Renegotiating Urban Water Management in Flagstaff, Arizona
|Renegotiating Urban Water Management in Flagstaff, Arizona
|Year of Publication
|CLIMAS Report Series
|Climate Assessment for the Southwest, University of Arizona
The rise of water conservation measures in municipalities in the western United States is often attributed to drought stress and increasing urban populations, and I suggest it signals the emergence of a management model based on resource sustainability that intends to incorporate “Nature” into management decisions. Drawing from archival data, I trace socioeconomic and biophysical factors that led to the implementation of conservation measures in Flagstaff, Arizona. A content analysis of contemporary water problems, their causes, and potential management responses informed by semi-structured interviews with key water policymakers in the area, representatives from community interest groups, and scientists indicates that more than three times as many informants, including those with historically opposing viewpoints, prefer conservation measures over supply augmentation policies.
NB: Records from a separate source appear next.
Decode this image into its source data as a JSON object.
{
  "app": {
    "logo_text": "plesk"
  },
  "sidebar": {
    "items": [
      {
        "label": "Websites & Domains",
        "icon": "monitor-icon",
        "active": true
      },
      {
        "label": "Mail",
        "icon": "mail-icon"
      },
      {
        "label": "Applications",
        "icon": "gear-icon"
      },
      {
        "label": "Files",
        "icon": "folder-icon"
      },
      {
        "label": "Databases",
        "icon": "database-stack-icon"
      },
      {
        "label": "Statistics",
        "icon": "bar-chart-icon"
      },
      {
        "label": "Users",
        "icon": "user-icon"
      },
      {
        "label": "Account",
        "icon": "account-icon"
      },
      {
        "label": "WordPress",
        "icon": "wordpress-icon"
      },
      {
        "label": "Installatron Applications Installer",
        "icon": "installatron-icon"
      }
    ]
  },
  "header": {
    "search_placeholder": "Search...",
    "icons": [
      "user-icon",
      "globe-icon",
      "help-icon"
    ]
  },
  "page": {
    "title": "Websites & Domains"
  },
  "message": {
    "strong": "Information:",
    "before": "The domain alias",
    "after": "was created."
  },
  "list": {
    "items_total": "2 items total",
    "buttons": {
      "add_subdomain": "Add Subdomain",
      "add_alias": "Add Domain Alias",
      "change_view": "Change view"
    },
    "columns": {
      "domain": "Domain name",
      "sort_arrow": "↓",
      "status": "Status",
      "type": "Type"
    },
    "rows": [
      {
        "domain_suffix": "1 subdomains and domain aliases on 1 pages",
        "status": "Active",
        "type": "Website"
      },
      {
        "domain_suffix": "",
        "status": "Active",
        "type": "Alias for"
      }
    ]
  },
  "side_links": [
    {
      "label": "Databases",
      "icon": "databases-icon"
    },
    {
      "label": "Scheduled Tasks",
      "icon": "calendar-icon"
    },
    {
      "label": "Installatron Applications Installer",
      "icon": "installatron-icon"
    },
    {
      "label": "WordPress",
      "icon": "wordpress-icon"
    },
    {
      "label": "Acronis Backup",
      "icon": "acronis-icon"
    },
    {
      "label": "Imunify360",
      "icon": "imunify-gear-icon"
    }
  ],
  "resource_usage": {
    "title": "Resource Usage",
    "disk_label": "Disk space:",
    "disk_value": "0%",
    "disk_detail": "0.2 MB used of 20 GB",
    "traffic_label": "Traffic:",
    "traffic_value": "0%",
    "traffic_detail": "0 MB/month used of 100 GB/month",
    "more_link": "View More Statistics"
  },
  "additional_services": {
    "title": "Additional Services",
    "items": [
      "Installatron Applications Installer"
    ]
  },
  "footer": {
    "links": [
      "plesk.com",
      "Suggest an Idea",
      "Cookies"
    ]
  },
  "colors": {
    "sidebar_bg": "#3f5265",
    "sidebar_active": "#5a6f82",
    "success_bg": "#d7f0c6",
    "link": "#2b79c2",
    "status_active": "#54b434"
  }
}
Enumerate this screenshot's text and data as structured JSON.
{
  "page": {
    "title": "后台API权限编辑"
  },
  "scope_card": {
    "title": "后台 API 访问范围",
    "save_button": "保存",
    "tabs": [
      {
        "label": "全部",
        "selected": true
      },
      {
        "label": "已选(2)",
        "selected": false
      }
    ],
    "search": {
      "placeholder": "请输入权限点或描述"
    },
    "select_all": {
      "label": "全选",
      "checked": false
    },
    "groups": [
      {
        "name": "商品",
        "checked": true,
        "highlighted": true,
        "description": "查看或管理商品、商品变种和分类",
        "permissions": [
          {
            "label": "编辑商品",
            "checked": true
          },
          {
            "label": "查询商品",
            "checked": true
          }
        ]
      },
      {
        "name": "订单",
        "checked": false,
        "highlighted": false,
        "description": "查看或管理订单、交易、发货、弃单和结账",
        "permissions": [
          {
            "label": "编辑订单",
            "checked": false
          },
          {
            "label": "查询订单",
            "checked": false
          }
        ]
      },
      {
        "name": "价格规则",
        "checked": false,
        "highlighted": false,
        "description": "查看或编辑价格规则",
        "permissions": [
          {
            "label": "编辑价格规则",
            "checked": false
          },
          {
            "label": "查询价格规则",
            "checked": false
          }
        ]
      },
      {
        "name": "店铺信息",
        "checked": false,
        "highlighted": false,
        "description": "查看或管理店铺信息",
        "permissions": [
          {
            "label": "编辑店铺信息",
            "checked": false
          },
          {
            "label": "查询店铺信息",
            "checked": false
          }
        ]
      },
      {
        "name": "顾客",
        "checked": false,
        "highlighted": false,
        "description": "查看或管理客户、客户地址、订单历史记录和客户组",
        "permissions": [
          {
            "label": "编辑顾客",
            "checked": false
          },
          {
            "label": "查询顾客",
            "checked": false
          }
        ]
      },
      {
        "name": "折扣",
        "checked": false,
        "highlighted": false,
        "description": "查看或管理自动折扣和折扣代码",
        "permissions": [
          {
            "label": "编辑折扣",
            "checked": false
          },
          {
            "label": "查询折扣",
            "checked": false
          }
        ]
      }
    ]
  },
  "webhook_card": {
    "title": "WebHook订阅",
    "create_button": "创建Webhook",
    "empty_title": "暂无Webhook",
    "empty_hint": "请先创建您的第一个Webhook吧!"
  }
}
Contributing to the broad political ecology literature, I incorporate concepts introduced by ecological Marxism and the social production of nature literature to interpret the popularity of conservation measures and suggest some subsequent implications.